And we do “feel” it. If I could rename this album, I would call it Christmas Lullaby, because David’s Voice elicits the feeling of one who is singing the Baby Jesus to sleep, as Rascal already noted in his review. ”Hush, little Baby, don’t you weep.

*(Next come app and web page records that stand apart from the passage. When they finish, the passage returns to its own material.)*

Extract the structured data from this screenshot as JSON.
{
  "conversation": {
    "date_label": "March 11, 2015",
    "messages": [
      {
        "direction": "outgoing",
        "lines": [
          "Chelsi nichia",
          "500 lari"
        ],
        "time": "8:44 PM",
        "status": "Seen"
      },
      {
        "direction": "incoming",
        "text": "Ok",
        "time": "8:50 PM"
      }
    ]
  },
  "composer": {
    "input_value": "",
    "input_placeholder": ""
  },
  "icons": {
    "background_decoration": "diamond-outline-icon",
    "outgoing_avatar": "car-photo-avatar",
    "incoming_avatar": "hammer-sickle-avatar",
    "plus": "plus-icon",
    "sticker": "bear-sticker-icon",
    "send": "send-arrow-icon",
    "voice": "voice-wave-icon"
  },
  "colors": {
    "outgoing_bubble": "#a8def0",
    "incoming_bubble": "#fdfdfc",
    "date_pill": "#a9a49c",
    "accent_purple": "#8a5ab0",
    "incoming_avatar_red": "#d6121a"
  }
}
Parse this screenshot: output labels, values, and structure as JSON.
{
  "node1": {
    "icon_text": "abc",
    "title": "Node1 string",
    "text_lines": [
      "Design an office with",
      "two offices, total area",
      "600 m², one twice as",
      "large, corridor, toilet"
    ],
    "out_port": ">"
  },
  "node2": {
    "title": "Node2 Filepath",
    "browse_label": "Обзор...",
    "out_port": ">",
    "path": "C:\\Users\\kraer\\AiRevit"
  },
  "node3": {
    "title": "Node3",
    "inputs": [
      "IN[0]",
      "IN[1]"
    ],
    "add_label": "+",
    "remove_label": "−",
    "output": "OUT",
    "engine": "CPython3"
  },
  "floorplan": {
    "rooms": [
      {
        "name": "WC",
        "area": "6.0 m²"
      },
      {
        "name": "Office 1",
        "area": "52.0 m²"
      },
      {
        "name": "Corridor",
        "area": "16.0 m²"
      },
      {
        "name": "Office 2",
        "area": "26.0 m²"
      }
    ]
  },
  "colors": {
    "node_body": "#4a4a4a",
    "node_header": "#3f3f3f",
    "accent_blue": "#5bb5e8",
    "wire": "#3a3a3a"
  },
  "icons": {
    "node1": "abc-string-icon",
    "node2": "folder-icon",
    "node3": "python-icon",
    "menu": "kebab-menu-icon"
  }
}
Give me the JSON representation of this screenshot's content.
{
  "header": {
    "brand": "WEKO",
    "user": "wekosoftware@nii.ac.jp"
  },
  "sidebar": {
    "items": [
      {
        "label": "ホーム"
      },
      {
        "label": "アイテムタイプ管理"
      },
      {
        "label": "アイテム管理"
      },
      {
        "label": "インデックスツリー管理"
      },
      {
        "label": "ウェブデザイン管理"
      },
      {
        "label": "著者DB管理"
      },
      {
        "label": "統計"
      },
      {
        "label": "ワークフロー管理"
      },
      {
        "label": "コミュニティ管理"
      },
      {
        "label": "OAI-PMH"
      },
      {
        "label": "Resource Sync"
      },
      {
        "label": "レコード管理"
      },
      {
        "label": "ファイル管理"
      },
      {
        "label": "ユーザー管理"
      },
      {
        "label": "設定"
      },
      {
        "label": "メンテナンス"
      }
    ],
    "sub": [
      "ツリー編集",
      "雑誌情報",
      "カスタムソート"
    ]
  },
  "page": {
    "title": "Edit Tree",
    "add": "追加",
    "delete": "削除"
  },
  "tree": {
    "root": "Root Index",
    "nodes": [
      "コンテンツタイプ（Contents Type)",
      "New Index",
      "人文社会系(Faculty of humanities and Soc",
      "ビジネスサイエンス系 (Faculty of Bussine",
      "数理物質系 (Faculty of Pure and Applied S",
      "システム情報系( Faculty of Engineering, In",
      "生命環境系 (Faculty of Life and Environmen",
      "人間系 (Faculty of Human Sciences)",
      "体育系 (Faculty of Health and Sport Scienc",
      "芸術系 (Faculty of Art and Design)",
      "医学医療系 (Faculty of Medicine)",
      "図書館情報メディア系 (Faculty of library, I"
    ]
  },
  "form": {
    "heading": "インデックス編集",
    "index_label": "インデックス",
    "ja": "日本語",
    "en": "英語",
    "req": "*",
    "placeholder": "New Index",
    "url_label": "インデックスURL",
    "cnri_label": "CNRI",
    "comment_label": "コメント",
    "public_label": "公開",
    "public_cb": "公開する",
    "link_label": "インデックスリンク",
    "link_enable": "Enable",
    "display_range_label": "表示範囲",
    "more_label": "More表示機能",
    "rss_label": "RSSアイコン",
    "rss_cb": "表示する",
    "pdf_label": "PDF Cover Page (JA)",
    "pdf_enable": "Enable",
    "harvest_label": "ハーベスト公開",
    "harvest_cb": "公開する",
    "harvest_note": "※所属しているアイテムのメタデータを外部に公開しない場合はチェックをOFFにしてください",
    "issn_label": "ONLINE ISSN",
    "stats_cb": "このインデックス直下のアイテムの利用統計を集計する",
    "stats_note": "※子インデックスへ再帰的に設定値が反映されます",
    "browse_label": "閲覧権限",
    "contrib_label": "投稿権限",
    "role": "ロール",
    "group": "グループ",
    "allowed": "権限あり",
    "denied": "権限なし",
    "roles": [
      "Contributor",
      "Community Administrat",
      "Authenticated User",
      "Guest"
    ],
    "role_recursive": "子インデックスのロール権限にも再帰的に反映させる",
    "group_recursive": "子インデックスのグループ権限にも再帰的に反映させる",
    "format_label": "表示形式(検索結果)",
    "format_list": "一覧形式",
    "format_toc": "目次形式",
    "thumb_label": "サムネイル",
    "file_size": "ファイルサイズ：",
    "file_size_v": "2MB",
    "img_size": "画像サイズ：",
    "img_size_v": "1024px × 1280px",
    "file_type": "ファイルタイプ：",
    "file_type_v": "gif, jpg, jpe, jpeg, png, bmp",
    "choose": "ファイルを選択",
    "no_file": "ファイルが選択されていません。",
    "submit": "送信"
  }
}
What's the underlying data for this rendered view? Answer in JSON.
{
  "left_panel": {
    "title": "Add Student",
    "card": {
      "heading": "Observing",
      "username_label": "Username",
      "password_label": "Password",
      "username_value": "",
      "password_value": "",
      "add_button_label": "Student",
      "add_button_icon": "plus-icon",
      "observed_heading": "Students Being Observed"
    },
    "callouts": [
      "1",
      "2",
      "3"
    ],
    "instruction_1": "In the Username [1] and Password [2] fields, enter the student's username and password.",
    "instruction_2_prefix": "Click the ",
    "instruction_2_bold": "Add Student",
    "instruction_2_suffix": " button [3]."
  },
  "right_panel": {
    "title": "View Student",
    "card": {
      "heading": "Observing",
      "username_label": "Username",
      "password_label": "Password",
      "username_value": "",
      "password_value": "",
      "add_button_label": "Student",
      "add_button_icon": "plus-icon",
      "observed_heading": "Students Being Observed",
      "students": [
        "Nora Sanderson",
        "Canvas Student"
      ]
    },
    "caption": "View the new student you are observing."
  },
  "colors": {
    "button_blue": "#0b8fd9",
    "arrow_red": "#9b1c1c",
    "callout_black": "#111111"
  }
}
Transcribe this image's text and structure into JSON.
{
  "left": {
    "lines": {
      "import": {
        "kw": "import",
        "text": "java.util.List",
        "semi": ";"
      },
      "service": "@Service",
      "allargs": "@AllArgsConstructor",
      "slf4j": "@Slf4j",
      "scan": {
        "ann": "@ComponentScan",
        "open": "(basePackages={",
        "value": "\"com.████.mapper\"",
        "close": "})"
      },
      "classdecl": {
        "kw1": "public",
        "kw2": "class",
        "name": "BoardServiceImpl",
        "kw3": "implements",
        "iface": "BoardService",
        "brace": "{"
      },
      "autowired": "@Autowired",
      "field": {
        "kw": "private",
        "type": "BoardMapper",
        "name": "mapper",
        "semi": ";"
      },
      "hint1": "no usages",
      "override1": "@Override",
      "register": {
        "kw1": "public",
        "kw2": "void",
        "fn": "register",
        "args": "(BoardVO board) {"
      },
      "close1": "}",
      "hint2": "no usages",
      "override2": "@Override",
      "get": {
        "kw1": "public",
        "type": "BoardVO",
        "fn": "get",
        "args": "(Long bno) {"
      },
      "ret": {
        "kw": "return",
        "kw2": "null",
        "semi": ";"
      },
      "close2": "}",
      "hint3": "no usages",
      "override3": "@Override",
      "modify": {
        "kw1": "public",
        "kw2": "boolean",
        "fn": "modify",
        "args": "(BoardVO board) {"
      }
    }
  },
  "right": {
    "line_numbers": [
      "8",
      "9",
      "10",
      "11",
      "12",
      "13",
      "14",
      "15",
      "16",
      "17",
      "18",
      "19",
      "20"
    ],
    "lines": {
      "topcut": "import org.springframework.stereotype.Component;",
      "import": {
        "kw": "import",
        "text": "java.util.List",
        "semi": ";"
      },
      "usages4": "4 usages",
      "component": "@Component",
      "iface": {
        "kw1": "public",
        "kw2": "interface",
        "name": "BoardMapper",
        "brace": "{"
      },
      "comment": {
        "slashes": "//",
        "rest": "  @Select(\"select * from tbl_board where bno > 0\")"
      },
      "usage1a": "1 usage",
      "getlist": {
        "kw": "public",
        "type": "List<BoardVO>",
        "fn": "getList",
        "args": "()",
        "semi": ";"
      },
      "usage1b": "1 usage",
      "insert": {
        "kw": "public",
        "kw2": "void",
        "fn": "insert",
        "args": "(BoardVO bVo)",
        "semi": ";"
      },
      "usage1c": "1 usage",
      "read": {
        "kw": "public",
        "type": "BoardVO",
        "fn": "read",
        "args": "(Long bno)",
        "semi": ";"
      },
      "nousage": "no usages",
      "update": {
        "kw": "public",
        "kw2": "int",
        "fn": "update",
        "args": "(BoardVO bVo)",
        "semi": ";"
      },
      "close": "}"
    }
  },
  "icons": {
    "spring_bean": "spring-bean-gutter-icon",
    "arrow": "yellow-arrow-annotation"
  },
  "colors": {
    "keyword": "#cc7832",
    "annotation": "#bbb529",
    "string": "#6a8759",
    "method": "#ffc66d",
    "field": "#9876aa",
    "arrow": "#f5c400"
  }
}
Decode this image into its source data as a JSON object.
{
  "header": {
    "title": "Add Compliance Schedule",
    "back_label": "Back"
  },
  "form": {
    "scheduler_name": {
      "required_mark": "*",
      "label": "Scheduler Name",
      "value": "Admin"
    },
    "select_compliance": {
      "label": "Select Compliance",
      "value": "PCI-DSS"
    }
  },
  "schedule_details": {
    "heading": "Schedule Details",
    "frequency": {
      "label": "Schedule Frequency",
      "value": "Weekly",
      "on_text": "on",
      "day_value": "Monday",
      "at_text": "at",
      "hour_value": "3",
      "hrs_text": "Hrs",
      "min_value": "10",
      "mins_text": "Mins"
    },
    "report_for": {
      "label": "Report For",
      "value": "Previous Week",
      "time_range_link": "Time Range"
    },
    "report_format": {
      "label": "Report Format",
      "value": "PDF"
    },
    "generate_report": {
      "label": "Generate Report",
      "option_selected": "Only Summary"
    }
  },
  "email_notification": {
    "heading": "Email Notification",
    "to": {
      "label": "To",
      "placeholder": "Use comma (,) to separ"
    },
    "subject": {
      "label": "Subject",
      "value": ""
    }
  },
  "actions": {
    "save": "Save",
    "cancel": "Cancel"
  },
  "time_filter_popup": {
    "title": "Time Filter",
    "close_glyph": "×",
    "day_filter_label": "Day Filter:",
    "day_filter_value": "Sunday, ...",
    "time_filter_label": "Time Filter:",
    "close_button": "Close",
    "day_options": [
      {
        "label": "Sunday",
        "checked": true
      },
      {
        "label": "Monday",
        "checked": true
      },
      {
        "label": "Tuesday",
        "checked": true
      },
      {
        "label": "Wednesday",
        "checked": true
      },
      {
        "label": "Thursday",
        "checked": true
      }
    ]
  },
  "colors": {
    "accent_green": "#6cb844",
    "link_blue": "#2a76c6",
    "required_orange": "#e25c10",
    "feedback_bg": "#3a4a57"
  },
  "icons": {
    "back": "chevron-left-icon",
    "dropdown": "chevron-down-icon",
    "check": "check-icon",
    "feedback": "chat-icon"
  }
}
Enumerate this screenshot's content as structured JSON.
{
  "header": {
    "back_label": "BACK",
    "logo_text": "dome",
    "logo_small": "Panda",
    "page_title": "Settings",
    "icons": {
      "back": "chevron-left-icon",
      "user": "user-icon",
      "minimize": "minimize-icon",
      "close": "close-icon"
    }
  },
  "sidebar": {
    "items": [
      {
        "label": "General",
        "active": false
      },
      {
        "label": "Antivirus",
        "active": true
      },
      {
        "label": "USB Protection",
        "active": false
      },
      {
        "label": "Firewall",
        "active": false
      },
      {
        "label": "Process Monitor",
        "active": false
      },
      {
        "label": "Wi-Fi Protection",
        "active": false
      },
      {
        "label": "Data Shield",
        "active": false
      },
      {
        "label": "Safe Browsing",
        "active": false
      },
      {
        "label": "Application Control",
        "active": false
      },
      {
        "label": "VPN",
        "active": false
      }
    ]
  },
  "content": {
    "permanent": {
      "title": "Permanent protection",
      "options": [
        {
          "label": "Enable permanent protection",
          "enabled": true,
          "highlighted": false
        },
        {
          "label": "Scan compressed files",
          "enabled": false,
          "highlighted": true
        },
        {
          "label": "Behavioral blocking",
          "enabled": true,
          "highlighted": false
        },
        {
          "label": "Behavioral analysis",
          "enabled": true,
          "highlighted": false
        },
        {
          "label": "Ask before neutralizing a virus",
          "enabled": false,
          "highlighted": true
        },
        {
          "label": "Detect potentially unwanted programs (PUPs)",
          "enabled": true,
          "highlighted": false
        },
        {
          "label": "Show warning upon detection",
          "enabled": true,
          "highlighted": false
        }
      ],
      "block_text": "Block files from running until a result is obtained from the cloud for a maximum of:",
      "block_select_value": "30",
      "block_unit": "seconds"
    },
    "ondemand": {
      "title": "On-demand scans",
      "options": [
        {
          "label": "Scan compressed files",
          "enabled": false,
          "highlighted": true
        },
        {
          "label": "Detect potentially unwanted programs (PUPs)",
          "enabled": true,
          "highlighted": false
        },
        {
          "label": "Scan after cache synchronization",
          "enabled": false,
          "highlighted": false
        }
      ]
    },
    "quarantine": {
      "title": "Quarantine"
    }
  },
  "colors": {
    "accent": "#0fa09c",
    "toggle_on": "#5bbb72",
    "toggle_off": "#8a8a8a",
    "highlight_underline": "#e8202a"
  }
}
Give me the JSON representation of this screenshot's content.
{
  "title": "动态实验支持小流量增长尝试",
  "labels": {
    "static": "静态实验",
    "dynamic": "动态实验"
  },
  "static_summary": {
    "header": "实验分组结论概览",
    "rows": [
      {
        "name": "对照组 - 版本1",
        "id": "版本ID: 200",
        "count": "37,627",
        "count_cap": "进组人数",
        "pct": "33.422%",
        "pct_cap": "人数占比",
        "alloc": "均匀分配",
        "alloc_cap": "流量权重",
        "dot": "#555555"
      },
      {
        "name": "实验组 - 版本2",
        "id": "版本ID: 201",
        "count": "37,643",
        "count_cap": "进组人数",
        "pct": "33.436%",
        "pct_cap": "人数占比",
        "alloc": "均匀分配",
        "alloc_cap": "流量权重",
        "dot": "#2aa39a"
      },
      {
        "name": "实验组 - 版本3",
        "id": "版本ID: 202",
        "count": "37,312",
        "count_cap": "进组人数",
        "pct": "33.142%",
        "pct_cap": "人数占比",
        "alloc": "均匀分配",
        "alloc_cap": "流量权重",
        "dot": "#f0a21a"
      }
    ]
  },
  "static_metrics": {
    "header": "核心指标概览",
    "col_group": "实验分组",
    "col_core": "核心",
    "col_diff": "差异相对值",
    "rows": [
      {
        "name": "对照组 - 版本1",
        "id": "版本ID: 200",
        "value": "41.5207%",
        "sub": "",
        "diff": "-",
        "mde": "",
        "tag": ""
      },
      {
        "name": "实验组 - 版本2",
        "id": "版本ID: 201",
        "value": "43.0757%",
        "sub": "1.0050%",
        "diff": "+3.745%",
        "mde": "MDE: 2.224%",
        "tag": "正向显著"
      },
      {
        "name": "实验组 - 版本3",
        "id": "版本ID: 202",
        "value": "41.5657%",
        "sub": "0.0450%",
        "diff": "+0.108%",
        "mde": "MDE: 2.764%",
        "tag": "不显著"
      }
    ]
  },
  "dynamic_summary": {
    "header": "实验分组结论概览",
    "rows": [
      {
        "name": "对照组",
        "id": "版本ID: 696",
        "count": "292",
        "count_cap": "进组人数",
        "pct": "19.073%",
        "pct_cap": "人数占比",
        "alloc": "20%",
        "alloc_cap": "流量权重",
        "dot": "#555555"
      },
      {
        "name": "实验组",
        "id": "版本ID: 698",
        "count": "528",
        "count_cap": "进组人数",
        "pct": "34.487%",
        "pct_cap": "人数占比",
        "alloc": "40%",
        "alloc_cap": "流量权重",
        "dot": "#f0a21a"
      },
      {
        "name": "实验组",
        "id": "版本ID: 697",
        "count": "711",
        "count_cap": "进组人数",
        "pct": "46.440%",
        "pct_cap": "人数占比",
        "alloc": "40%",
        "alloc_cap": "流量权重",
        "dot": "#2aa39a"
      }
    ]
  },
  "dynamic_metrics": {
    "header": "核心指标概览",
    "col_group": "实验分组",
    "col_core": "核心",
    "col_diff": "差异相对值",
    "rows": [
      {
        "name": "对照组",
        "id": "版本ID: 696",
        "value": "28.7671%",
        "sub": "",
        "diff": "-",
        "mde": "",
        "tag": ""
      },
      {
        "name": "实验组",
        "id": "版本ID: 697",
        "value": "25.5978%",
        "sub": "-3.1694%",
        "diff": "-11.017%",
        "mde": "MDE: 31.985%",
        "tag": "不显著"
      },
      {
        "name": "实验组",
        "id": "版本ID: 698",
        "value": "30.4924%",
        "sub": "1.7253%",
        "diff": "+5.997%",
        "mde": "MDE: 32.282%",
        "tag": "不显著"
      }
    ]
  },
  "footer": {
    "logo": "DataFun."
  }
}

For you are here to save the world with grace and love.”
That’s the mantra, the leitmotif as it were, on every song on this album – especially on the more soulful ballads, like “What Child is This” (a masterpiece in and of itself, from David’s trademark humming to the grand strings provided by Prague’s Philharmonic Orchestra), “Silent Night,” “Ave Maria,” and “O Holy Night.” A bit more on “What Child is This”: as others have commented, specifically Raelovingangels, it’s as if David’s soft vocals capture the humility and simplicity of Baby Jesus tucked away in a manger while the orchestra signals in epic sweep how world-transforming this event has become.
Secular and non-Christian listeners can stand back in wonder at the Voice, while Christian listeners pick up on the nuances and subtleties. (And I imagine Mormon listeners can detect other subtleties that non-LDSers would miss.) Most effective are Kurt Bestor’s syncretization of numerous Christmas hymns, providing that subtext for the “spirit” of Christmas. Whether it’s the echo of Bach’s “Jesu, Joy of Man’s Desiring” slipping in on “Angels We Have Heard on High,” or “Carol of the Bells” intruding on the Spanish carol, “Riu Riu Chiu.”
This is a gorgeous call to worship, delivered by the Voice. After giving us an album so profound, I cannot imagine the Voice going back to pop fluff. His gifts are too precious, and his calling too great. After CFTH, I look forward to David “taking us to church” through different genres of music – whether in an actual house of worship or just through our very bodies. This is a soul meditation and one that might inspire us to contemplate the “true meaning” of Christmas and cut down on holiday expenses during a recession this coming Christmas season. Well, except to gift everyone we know a copy of Christmas from the Heart.